(Data records)
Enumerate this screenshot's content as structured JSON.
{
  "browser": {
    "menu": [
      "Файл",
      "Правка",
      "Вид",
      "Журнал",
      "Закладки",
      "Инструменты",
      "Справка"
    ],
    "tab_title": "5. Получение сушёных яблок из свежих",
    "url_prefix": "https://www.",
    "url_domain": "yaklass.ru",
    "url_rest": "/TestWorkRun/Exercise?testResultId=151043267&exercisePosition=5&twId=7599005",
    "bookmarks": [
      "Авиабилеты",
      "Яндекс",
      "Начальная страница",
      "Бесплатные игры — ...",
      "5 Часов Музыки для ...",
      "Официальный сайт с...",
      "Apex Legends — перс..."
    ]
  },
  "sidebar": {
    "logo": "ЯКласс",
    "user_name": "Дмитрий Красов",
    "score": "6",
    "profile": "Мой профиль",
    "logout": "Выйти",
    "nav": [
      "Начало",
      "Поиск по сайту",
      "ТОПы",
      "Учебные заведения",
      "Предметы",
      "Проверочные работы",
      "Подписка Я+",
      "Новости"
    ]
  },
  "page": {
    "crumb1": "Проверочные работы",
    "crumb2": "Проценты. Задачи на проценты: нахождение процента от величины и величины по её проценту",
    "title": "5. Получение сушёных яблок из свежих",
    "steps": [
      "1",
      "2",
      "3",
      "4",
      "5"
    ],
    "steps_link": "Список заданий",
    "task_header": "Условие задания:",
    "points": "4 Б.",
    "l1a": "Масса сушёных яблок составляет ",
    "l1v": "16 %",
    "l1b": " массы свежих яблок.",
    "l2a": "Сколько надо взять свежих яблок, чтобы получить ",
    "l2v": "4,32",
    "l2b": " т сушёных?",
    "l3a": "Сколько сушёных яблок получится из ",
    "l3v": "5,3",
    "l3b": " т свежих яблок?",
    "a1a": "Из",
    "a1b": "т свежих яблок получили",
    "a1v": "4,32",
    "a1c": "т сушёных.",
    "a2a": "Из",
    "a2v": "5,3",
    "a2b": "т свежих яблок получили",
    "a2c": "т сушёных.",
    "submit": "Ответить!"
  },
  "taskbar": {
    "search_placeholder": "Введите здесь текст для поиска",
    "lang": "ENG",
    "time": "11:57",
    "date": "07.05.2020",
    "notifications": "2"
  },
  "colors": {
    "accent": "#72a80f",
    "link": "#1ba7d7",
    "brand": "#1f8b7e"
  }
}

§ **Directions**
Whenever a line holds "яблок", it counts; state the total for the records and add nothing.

§ **Response to the task**
9